[Saved data entries]
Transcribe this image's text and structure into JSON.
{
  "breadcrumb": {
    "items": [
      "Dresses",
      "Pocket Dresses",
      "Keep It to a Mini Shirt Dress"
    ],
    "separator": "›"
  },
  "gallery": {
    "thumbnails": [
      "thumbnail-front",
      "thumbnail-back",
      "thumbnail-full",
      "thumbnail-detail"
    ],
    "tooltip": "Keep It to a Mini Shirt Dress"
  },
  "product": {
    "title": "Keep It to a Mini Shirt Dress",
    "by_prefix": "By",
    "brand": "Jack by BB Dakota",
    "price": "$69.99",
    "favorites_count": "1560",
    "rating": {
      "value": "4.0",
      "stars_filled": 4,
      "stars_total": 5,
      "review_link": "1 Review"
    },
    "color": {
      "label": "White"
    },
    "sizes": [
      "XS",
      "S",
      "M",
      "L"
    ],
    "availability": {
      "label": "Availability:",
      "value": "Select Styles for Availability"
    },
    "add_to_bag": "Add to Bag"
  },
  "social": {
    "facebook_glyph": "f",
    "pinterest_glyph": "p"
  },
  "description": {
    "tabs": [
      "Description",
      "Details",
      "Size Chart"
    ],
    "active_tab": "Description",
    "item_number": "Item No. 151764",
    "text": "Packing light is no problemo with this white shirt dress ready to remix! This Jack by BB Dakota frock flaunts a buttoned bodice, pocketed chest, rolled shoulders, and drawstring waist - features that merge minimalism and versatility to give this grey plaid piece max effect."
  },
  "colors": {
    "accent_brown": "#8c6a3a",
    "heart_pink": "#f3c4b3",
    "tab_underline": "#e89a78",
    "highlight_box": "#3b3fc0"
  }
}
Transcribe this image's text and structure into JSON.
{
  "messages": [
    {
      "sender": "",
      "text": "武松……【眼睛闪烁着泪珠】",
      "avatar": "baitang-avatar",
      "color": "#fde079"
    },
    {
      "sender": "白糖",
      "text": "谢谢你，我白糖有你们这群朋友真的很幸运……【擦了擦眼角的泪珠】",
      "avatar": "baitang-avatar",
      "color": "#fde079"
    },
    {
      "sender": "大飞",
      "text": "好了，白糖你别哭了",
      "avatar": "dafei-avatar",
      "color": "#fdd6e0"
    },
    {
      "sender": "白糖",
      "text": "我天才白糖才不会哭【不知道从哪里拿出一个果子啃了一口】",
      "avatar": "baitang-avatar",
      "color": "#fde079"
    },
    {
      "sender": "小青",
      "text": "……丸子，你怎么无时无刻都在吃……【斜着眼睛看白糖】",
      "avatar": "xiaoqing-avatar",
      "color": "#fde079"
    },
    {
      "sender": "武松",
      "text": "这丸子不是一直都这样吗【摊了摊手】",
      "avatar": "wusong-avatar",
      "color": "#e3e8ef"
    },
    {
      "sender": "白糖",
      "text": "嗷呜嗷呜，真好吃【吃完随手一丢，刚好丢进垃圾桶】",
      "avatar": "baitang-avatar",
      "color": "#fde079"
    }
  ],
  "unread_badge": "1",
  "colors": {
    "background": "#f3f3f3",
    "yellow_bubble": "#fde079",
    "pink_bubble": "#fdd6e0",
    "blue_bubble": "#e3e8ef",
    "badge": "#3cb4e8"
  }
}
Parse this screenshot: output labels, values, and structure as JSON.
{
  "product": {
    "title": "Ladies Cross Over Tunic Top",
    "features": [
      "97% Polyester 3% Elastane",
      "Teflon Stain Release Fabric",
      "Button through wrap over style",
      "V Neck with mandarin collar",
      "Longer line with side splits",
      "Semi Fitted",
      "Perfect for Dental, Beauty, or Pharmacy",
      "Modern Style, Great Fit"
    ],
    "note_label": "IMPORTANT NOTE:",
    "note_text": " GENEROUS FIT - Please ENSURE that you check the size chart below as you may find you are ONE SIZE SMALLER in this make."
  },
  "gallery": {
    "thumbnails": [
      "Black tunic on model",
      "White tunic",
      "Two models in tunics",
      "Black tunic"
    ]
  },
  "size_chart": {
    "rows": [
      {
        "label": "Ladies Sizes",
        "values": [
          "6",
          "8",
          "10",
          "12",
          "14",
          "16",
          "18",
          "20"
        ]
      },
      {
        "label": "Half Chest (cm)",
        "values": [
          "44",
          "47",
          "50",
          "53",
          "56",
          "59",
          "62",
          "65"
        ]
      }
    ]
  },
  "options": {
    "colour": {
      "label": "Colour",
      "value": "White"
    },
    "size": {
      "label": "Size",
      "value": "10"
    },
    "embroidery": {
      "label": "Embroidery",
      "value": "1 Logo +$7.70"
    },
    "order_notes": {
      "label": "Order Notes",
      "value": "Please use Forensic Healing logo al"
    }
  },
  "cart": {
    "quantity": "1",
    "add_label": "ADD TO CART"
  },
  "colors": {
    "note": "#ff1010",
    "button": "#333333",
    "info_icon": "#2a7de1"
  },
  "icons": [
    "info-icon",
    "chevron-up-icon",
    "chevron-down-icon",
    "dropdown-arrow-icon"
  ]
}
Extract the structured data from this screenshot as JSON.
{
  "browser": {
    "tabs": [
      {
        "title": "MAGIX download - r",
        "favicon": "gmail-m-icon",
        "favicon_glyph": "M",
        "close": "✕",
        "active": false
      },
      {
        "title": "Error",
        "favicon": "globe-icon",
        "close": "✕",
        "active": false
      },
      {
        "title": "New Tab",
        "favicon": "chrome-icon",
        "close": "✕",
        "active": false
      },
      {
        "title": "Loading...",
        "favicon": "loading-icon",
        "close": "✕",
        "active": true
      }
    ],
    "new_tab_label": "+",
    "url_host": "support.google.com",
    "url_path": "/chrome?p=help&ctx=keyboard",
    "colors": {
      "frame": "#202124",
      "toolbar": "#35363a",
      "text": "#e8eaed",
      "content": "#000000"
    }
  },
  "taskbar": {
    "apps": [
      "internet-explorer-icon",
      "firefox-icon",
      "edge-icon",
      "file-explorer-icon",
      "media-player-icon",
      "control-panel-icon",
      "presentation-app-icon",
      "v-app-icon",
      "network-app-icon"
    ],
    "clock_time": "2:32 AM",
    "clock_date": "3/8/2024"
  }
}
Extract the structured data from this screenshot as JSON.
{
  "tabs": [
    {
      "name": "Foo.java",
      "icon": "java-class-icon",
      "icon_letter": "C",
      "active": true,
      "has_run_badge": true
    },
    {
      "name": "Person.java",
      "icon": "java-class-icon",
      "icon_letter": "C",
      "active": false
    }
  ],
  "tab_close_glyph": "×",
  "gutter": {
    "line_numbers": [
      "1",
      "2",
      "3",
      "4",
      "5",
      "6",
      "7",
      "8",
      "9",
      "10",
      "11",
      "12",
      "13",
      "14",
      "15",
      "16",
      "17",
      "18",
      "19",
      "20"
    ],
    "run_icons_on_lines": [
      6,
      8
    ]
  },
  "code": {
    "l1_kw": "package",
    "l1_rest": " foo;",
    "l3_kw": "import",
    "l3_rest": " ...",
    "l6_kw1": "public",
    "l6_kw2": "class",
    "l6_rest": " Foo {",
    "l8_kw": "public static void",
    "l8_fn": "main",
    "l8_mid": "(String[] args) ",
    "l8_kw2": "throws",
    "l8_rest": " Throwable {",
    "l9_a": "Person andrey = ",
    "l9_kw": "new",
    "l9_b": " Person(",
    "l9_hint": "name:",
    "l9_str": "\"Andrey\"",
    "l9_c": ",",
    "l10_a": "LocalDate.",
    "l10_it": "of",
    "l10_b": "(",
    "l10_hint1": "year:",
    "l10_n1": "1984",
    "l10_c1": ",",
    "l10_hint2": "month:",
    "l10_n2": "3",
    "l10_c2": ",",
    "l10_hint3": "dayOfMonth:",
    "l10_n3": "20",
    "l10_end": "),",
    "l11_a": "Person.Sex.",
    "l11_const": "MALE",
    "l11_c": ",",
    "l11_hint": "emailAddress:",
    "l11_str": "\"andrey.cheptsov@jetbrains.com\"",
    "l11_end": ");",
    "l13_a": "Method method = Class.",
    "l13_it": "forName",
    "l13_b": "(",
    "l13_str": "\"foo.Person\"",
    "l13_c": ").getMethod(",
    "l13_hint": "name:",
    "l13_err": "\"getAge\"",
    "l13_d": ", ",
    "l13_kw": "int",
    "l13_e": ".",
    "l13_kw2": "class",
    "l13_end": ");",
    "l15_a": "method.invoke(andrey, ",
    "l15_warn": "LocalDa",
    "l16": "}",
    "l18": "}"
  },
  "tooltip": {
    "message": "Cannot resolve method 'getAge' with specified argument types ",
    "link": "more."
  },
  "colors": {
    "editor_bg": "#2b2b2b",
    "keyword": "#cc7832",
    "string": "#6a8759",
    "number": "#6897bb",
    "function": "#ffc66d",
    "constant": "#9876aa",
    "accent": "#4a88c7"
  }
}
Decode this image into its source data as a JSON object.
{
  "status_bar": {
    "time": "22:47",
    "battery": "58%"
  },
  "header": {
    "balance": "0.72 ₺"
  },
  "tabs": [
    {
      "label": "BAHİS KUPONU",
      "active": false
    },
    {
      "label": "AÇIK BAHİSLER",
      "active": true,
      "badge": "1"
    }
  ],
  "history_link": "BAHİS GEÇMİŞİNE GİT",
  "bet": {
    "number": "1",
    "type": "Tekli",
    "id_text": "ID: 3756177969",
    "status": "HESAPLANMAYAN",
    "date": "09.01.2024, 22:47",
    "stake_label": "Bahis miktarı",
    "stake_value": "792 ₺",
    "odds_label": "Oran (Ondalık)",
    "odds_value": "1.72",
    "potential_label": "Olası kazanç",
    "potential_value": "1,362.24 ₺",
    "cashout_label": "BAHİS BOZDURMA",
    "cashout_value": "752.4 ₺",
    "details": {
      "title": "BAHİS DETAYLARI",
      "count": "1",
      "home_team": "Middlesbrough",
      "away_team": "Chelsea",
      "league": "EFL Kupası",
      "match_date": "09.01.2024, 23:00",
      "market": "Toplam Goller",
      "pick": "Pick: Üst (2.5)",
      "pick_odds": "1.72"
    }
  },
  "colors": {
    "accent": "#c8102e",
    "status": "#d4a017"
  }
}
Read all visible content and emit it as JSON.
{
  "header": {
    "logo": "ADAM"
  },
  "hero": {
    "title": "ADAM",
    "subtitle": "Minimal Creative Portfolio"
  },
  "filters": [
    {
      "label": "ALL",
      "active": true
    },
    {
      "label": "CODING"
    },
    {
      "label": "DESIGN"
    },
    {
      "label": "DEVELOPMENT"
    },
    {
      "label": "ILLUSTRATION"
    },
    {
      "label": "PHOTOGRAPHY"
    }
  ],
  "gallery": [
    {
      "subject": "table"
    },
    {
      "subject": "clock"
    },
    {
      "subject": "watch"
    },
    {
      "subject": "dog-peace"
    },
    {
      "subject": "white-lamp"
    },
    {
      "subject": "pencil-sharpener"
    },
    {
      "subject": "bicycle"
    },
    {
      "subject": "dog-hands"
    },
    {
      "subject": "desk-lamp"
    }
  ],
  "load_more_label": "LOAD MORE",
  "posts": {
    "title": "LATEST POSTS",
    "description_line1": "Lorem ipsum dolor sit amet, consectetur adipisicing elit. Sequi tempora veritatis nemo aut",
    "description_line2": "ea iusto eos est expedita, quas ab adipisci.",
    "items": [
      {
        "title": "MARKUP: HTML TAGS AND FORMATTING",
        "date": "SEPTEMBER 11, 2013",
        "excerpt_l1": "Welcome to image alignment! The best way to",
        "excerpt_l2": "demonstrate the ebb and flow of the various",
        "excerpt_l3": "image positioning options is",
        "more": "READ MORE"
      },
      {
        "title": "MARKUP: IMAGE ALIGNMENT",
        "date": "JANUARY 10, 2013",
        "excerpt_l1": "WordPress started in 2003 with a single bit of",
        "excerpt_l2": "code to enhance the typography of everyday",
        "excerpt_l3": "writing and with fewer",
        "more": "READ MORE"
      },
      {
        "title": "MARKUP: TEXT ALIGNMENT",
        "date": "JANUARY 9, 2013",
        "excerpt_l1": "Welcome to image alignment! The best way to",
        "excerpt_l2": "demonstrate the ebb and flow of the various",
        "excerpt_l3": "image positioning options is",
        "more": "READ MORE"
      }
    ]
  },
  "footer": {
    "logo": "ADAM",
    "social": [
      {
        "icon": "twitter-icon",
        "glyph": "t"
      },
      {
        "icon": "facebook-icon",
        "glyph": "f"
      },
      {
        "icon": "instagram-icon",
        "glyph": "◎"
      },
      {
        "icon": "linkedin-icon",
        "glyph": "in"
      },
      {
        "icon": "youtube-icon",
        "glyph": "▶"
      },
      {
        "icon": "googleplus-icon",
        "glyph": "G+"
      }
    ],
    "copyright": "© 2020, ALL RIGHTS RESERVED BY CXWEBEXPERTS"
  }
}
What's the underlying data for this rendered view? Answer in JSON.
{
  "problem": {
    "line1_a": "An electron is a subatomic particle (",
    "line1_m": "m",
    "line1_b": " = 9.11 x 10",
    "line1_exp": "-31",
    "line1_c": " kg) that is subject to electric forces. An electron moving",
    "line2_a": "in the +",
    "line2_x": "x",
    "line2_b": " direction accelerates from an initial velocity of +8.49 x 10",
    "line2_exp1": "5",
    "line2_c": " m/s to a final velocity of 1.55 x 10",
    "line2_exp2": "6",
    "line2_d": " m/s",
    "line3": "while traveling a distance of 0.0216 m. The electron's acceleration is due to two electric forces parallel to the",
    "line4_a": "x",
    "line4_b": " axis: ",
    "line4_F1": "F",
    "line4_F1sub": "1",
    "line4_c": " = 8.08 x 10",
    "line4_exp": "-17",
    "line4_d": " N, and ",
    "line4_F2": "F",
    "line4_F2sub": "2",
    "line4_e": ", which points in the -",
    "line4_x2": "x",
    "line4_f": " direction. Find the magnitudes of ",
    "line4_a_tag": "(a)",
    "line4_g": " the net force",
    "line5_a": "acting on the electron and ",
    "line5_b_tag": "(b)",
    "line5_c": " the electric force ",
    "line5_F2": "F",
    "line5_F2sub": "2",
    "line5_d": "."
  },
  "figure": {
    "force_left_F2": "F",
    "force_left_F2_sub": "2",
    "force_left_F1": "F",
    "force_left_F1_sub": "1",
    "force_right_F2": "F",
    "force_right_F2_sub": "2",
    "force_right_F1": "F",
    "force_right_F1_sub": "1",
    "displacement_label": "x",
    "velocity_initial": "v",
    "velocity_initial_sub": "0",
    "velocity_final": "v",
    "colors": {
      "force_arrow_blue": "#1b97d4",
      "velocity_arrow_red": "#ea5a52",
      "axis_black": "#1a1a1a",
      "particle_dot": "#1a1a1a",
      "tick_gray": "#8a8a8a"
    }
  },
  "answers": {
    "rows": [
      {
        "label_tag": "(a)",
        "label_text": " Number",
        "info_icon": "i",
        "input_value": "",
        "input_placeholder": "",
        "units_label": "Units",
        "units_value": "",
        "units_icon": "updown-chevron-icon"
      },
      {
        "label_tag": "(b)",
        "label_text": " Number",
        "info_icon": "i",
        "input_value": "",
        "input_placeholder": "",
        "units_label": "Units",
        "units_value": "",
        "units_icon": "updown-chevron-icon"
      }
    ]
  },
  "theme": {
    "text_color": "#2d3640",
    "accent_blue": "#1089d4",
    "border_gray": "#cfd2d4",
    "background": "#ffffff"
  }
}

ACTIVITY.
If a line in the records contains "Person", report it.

EXERCISE SOLUTION.
      "name": "Person.java",
    "l9_a": "Person andrey = ",
    "l9_b": " Person(",
    "l11_a": "Person.Sex.",
    "l13_str": "\"foo.Person\"",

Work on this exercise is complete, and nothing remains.